Mastering inside out thinking can deliver constant progression and sustained high performance. Children naturally think inside out, and often younger siblings beat their older siblings in sports – they strive and learn how to do better by looking at the process.
This is also similar to the “bubble” when you are truly focused on yourself and not the external world.
Inside out thinking allows success to be a simple execution of the controllable processes, and if you fail you can simply fix the process that went wrong. This focus on execution – total faith in doing simple things well – creates results. You also get great self-derived satisfaction from doing the process well, so it matters less on the outcome. Conversely – outside in thinking – we worry about the outcome, we avoid opportunities to fail – we try to protect fragile confidence. We become a passenger, success is only relief and we stop taking risks.
Worrying about things outside your control
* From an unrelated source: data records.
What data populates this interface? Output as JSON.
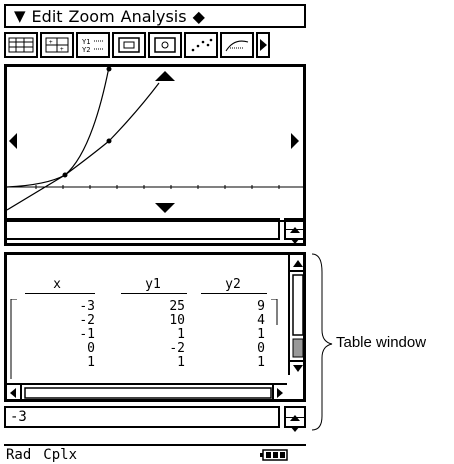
{
  "menubar": {
    "glyph": "▼",
    "items": [
      "Edit",
      "Zoom",
      "Analysis",
      "◆"
    ]
  },
  "toolbar": {
    "buttons": [
      "table-view",
      "split-view",
      "function-list",
      "zoom-box",
      "zoom-fit",
      "plot-points",
      "sketch-dy"
    ]
  },
  "graph": {
    "entry_value": ""
  },
  "table": {
    "headers": [
      "x",
      "y1",
      "y2"
    ],
    "rows": [
      [
        "-3",
        "25",
        "9"
      ],
      [
        "-2",
        "10",
        "4"
      ],
      [
        "-1",
        "1",
        "1"
      ],
      [
        "0",
        "-2",
        "0"
      ],
      [
        "1",
        "1",
        "1"
      ]
    ],
    "entry_value": "-3"
  },
  "status": {
    "mode": "Rad",
    "complex": "Cplx"
  },
  "annotation": {
    "label": "Table window"
  }
}
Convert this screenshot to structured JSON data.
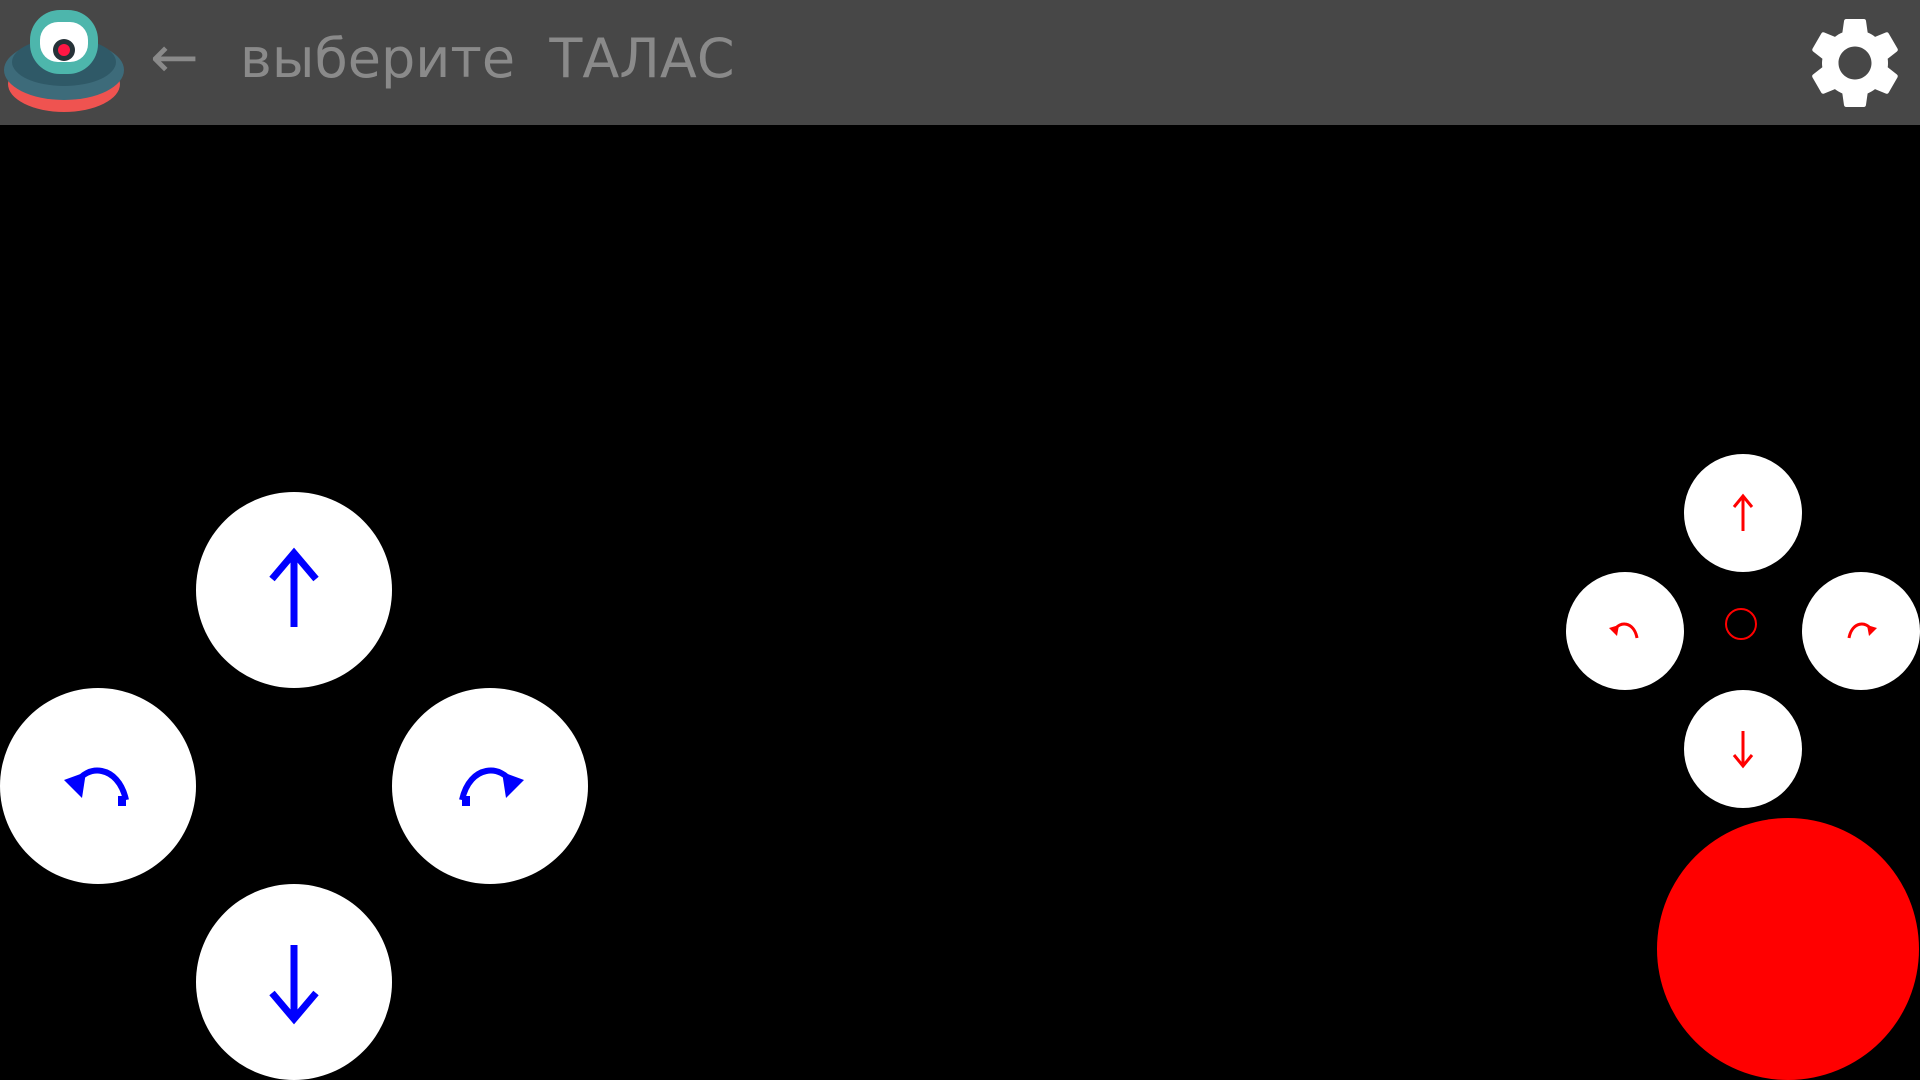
{
  "header": {
    "back_glyph": "←",
    "title": "выберите  ТАЛАС",
    "logo_icon": "robot-app-logo",
    "settings_icon": "gear-icon"
  },
  "left_pad": {
    "color": "#0000ff",
    "buttons": [
      {
        "name": "forward",
        "icon": "arrow-up-icon"
      },
      {
        "name": "turn-left",
        "icon": "rotate-left-icon"
      },
      {
        "name": "turn-right",
        "icon": "rotate-right-icon"
      },
      {
        "name": "backward",
        "icon": "arrow-down-icon"
      }
    ]
  },
  "right_pad": {
    "color": "#ff0000",
    "buttons": [
      {
        "name": "up",
        "icon": "arrow-up-icon"
      },
      {
        "name": "rotate-left",
        "icon": "rotate-left-icon"
      },
      {
        "name": "center",
        "icon": "circle-icon"
      },
      {
        "name": "rotate-right",
        "icon": "rotate-right-icon"
      },
      {
        "name": "down",
        "icon": "arrow-down-icon"
      }
    ]
  },
  "action_button": {
    "color": "#ff0000",
    "icon": "record-button"
  },
  "colors": {
    "topbar": "#474747",
    "header_text": "#8a8a8a",
    "background": "#000000",
    "pad_button": "#ffffff"
  }
}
We often worry about things out of our control, work and sport. It’s quite hard for human brains to distinguish. Our “chimps” or subconscious minds and processes also really hate things they can’t control.
Charlie recommends drawing a circle, and writing inside all the things we can control (in massive font if needed!) And outside, the things we can’t control. This identification can help us manage. Can also be a tool for managing distractions.
In competition, the great riders take time to walk around and actively notice potential distractions. Rather than avoiding or keeping them at arms’ length, an open acknowledgement about distractions can allows us to manage them. E.g. if confronted with a small warm-up arena – actively adjust the plan rather than burying head in the sand.
Prepare for competition
We often walk into competitions having never practiced the pressure. Charlie explained that he coached a rider who was reluctant to do this. Charlie asked him to visualise his home arena as the Badminton centre line. The rider’s heart rate went up, the horse got fidgety, the rider got annoyed. But better that happens at home and they plan/know how to cope rather than finding this out on the hallowed turf! Do your thinking upfront. Learn how to manage it.
Children regularly practice pressure, think inside out, ask for help. This goes away as adults – we need to bring it back!
Soldiers and A&E doctors, amongst others, practice pressure frequently. Then they know they can perform under pressure.
Charlie asks his riders to practice pressure, recreate the body’s reaction to pressure – so much he knows that it’s illegal to make someone drink more than 8 cups of coffee! BUT there is zero point practicing pressure unless you have done the homework on the quality. The deconstruction, the blueprint, the practicing for quality must be done first. Otherwise you apply pressure, you fail, and lose all confidence.
You can’t practice pressure unless the process is established.
We learned from Charlie’s army experience about confidence and commitment. A lesser plan executed with 100% confidence is better than a 100% plan executed badly.
We should also not confuse nerves and relaxation. Our nerves are reflected in our heart rate – and even with the most racing of hearts we can still allow our muscles to relax.
We closed by discussing riding trainers and coaches. We all potentially want more of a coach – to support, help plan. But in riding world we often get “trainers” who simply instruct us for an hour. Charlie challenged us to give our trainers permission to be a coach, explain that we would like them to spend time in that way. If we want that support, we need to build a well rounded relationship – a lot of the responsibility is on us.
And last but not least – sleep and recovery. Many performance enhancing drugs focus on recovery, and it is key. And sleep – research continues to prove that sleep has a profound effect on performance and especially performance psychology. Be aware of, and invest in your sleep over a short term cycle – e.g. a week. A sleepless night due to meeting or eventing nerves is ok if the week has been good for sleep.